Now, try to picture the scene;

You are a Croatian driver, and are employed to drive a truck through the local forest, hauling wood from where it has been recently felled to the nearby factory. It's Saturday, round about lunch-time, and you are driving your truck up the extremely treacherous, muddy track, heading to the factory with your load. You turn a corner, and up ahead you see;

A tourist, walking up the hill, dragging his luggage along behind him through the mud.

Seriously, how do you think you would react?

Fortunately for me, the driver in question reacted, once he had gotten over his incredulity and I had explained my situation, with great kindness, and offered to take me to the nearest on-ramp for the highway. I thanked him many times and profusely, and climbed aboard, relieved. It was almost 1pm, and I was on the move again.

The nearest on-ramp turned out to be the last one I had passed before being kicked out of the car by the previous driver. So, in the last two hours, I had effectively travelled 7 kilometers. Backwards. This was not good progress, but on the plus side, at least I had managed to hitch-hike successfully on a Croatian forest logging road, and I am sure there are very few people out there who can add that particular attribute to their CV!

I have to confess, that I did not hold out much hope for a good lift from this new location. I knew that people joining the highway here had a choice of north and south, and that in itself wasn't too bad. But I also knew from hard experience that a few kilometers down the road, the highway split into two, and so people joining here could easily be doing so to join the highway that was going the wrong way for me. That, plus the fact that I was stood at the on-ramp for a very small village, meant that there was little traffic likely to come along anyway.

I realized at this point that in my climb over the fence earlier I had torn a big hole in my jeans. Well, actually, I had realized that I had done this at the moment it happened, but I had more pressing things to worry about at that time. However, the gaping hole, coupled with the mud that had transferred itself from my bag to me jeans when I climbed in and out of the truck, made me look a mess, and so I decided the best option was to get changed, and so I opened up my bag and changed out of my jeans and into a pair of combat trousers.

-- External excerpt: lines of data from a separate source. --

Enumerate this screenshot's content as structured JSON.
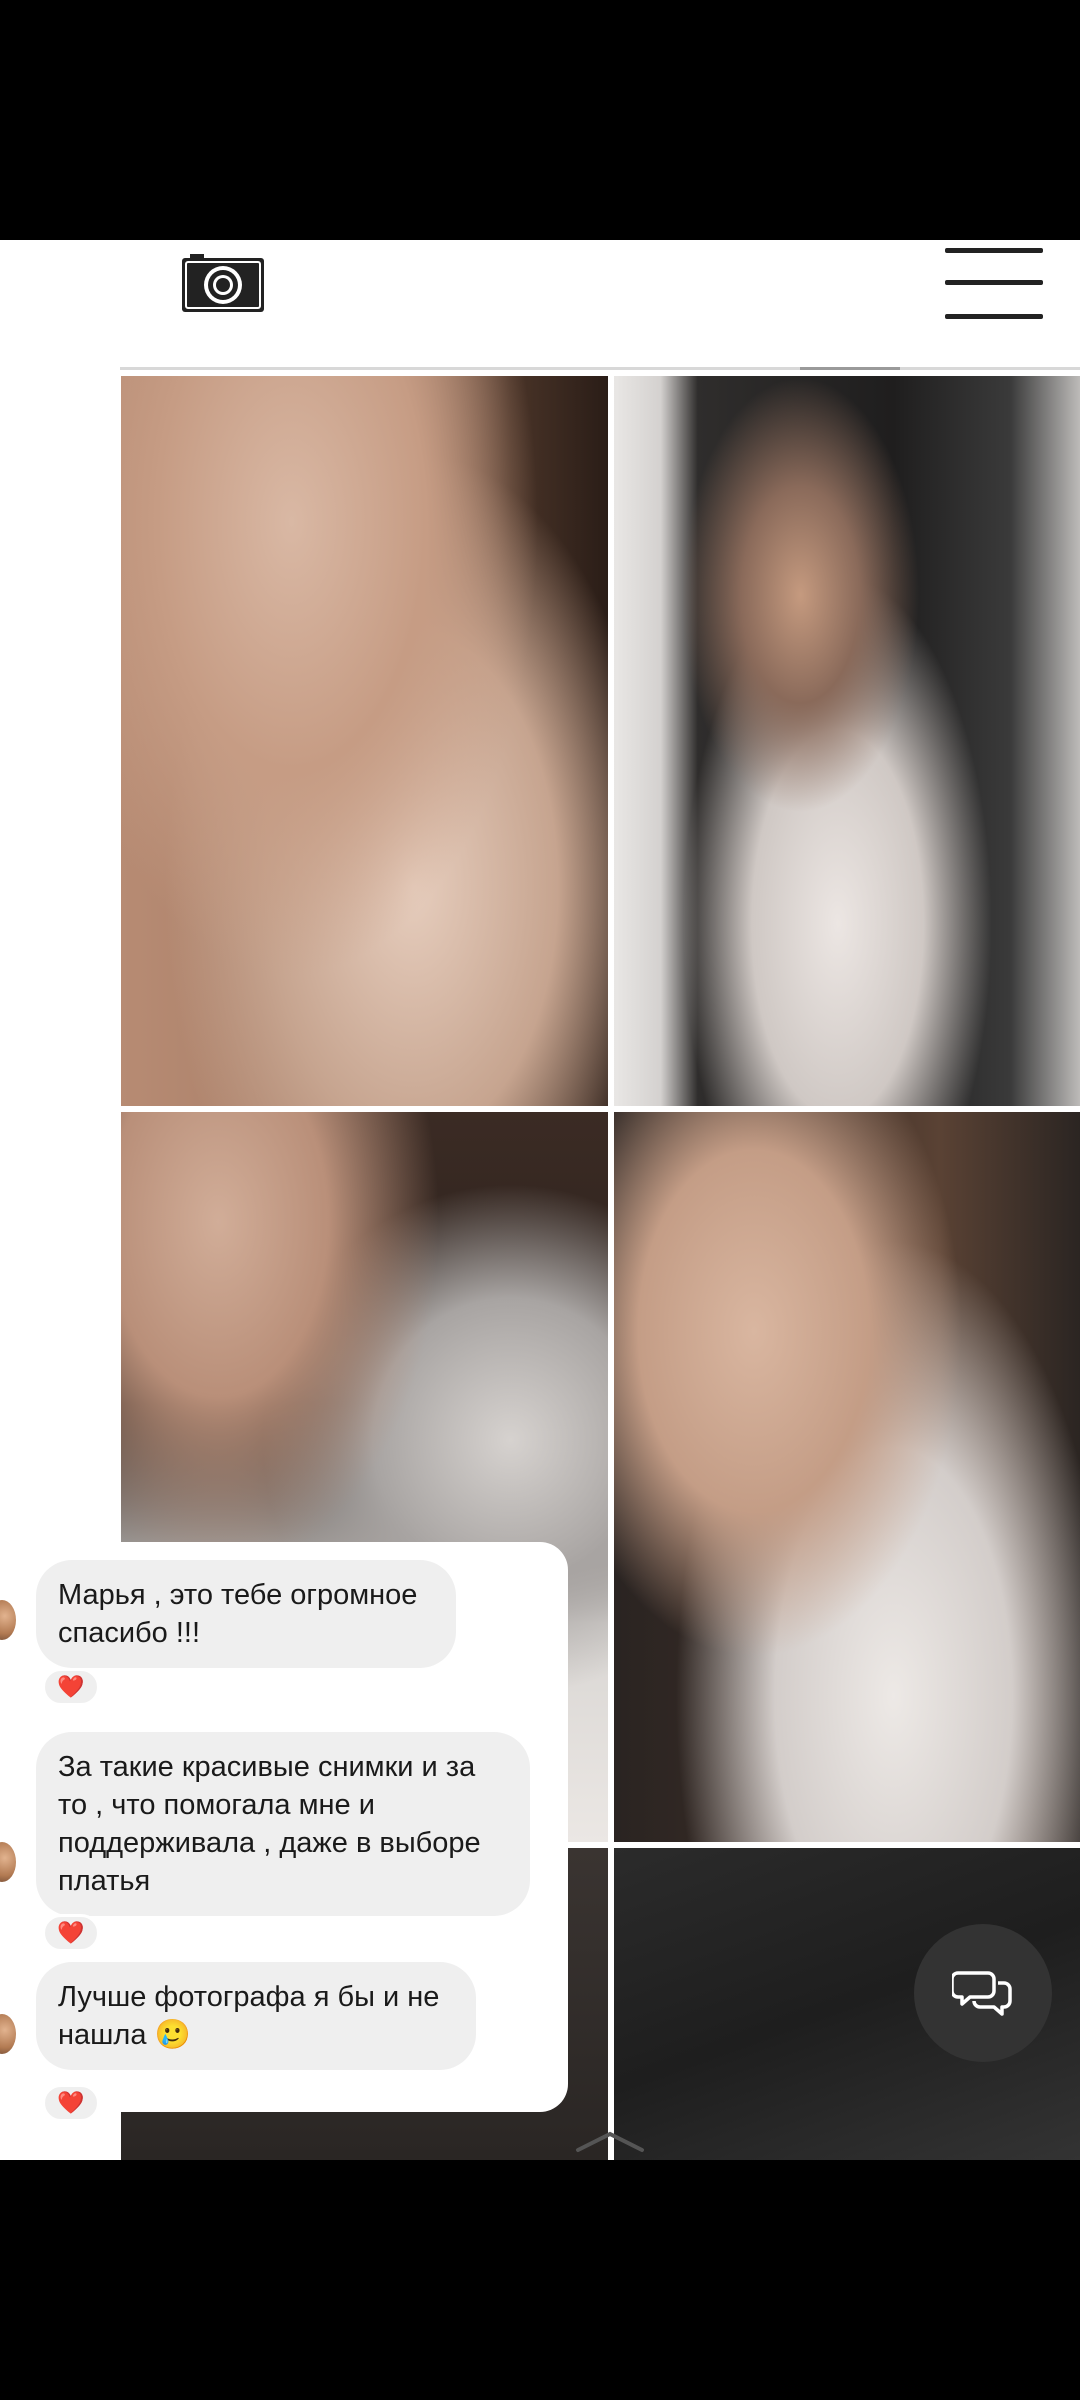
{
  "header": {
    "logo_icon": "camera-icon",
    "menu_icon": "hamburger-menu-icon"
  },
  "gallery": {
    "photos": [
      {
        "alt": "photo-1"
      },
      {
        "alt": "photo-2"
      },
      {
        "alt": "photo-3"
      },
      {
        "alt": "photo-4"
      },
      {
        "alt": "photo-5"
      },
      {
        "alt": "photo-6"
      }
    ]
  },
  "chat": {
    "messages": [
      {
        "text": "Марья , это тебе огромное спасибо !!!",
        "reaction": "❤️"
      },
      {
        "text": "За такие красивые снимки и за то , что помогала мне и поддерживала , даже в выборе платья",
        "reaction": "❤️"
      },
      {
        "text": "Лучше фотографа я бы и не нашла 🥲",
        "reaction": "❤️"
      }
    ]
  },
  "floating": {
    "chat_icon": "chat-bubbles-icon",
    "scroll_icon": "chevron-up-icon"
  },
  "colors": {
    "fab_bg": "#333333",
    "bubble_bg": "#efefef",
    "heart": "#e0245e"
  }
}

Once I was looking a little more presentable, I picked a spot, grabbed a book from my bag to read as I was expecting to be there for a while, and settled down to wait for someone to come along who was heading my way.

Miraculously, the third car along was not only going my way, it was going a huge chunk of my way, to a place called Zadar. This would mean I would be within 100 kilometers of Trogir within a couple of hours, and so my hope to arrive there by the evening was still valid. I happily accepted his lift and climbed aboard.

Within a few minutes, we had passed the place that I had been dropped off earlier, and then the bridge I had chosen to climb up to. The next junction was another 8 kilometers beyond that bridge, so I had made an extremely good decision to abandon the highway for the logging road at that point.

At around 4.15pm, the car pulled off the highway, and I was dropped off, with the driver wishing me luck as he drove away. It was starting to get dark, and so I was hoping to get a lift pretty quickly. However, it soon became evident that I had a problem. I had been dropped off on the north-side of Zadar, and from the road signs I had seen just before the junction, Zadar itself was some distance away.

This meant that people joining the highway were travelling a certain distance north before doing so. As this was a toll road, I doubted people would be driving north to join it before heading south, and by studying the cars that were heading into the junction, it quickly became evident that I was assuming correctly. Everybody was heading north. I was back in a spot where getting a lift was going to be tricky, if not impossible.

As darkness fell, I tried to work out what the best course of action might be.